The entrance to SM street looked more or less the same. I rememberd some of the shops from the old days including ‘Snow white’ the launderers

The Mananchira maidan next door and the old park restaurant area had a new look.

Calicut for me brings back memories of banana chips and spices. One of the first things I purchased was a large bag of chips to munch away

Banana chips, despite the advent of new technologies continue to be made traditionally by hand. Fried in a large cauldron of oil burning coconut husks. Aroma of coconut oil in the air.

Coconut, spices, pepper, and chillies produced in the area and hills beyond are traded in the Calicut bazar.

A trip to Calicut is not complete without checking out the beach. It has changed over the years with the several beautification projects (opportunity for the authorities to make some money). But on a sunday it is as crowded as ever. It does seem to appear a little more neater, cleaner and organized. Gone are the days of shady activities given the fact that it is lit up like a christmas tree

Many changes are obvious, like the large  ‘aunty’s’ driving tiny cars rather precariously

Or the new colourful buildings downtown. This particular one houses the Malabar Palace which does have a good restaurant, though poor service. Loved the break-fast buffet here.

Many others blissfully remain the same.  Be it guys  riding around on their motor bikes ogling at the chicks. Or the totally out of place architecture of the Asoka hospital near Mavoor road.

The ‘kappalandy’ guy has not changed either. Perhaps his dreams have…

Many of the old businesses continue to eke out a living. Similar people in an old tire retreading business and an handicraft shore, where I have spent many a hard earned dollar.

Illiteracy by traditional measurements are high, yet reading the daily newspaper is more important than attending to business

Time to move on

Bye till our next stop


8 responses

  1. sherin

    awesome!!! Down memory lane.

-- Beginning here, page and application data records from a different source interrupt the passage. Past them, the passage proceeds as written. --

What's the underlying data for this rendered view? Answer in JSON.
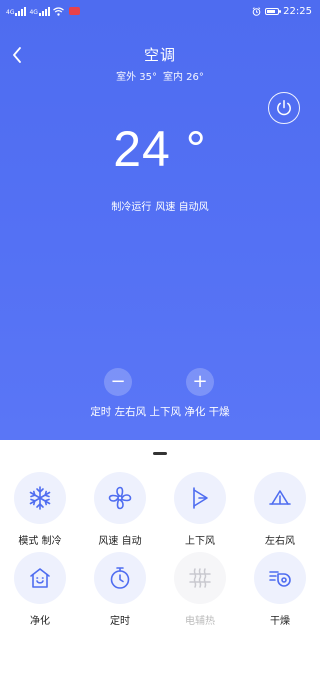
{
  "status_bar": {
    "signal_tag_1": "4G",
    "signal_tag_2": "4G",
    "time": "22:25"
  },
  "header": {
    "title": "空调",
    "outdoor_label": "室外 35°",
    "indoor_label": "室内 26°"
  },
  "thermostat": {
    "temperature": "24 °",
    "mode": "制冷运行",
    "fan_speed": "风速 自动风"
  },
  "controls": {
    "minus": "−",
    "plus": "+",
    "active_functions": "定时 左右风 上下风 净化 干燥"
  },
  "functions": [
    {
      "icon": "snowflake-icon",
      "label": "模式 制冷",
      "enabled": true
    },
    {
      "icon": "fan-icon",
      "label": "风速 自动",
      "enabled": true
    },
    {
      "icon": "vertical-swing-icon",
      "label": "上下风",
      "enabled": true
    },
    {
      "icon": "horizontal-swing-icon",
      "label": "左右风",
      "enabled": true
    },
    {
      "icon": "purify-icon",
      "label": "净化",
      "enabled": true
    },
    {
      "icon": "timer-icon",
      "label": "定时",
      "enabled": true
    },
    {
      "icon": "electric-heat-icon",
      "label": "电辅热",
      "enabled": false
    },
    {
      "icon": "dry-icon",
      "label": "干燥",
      "enabled": true
    }
  ],
  "colors": {
    "accent": "#5471f4",
    "icon_bg": "#eef1fd",
    "icon_stroke": "#4f6df0",
    "disabled": "#bbbbbb"
  }
}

Not much has changed.

    August 25, 2010 at 2:24 pm

  2. John Kaunds

    Hey Suresh, thanks for taking me down memory lane in this very well put together presentation. It brought back some images of my summer holidays in Kanhangad, Kerala of very similar scenes. Boy,it is amazing how things change while remaining the same! Only those of us who journey back with fond memories can overlook the warts to appreciate the beauty that still exists in the people and places.

    I espied a very familiar billboard for “Veedol” in one of your pictures, I worked for TideWater Oin Company (Bombay) that manufactured this brand! A really wonderful part of my life there. Thanks again and welcome back!

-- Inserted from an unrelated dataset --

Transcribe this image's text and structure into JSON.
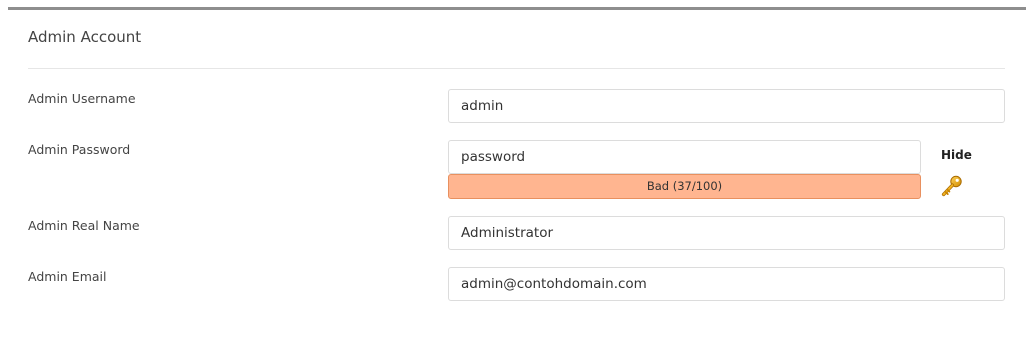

    Much regards,


    August 25, 2010 at 3:52 pm

    • Thanks John. Long time ago there was only one way out of Mangalore station. Down south through Kerala. Nowdays the trains go North too through Goa. Yes its amazing how things remain the same. Its a story of most small towns in Kerala and Mangalore area.


      August 30, 2010 at 4:51 pm

  3. Prasad

    My God! What a picture story! Took me back to college days!
    Thank you very much Suresh Jacob.

    August 30, 2010 at 3:18 pm

    • Thanks Prasad. I enjoyed a trip down the memory lane, especially as I watched the old bus stand with the REC / Mukkam cry and thought about the days we ran to catch the last bus (if we were still standing)

      August 30, 2010 at 4:49 pm

  4. Shankar

    This is beautiful. Though I visit Calicut almost once a year, this still gave me a different perspective – inspiring !

    September 1, 2010 at 7:21 am

    • Thanks Shankar. Sometimes there is beauty in everyday mundane things and people around us whome we ignore often

      September 2, 2010 at 1:38 pm

  5. Kelly G

    The small jaunts to calicut in the future might take you to the CyberPark initiatives by the government. The IT footprints has CREC connections as well, with Arbitron having a seed centre there.. Good snaps and you have captured the rain, I liked the muddy water snap the most.

    June 17, 2012 at 2:26 pm

Leave a Reply

Fill in your details below or click an icon to log in:

WordPress.com Logo

You are commenting using your WordPress.com account. Log Out /  Change )

Twitter picture

You are commenting using your Twitter account. Log Out /  Change )

Facebook photo

You are commenting using your Facebook account. Log Out /  Change )

Connecting to %s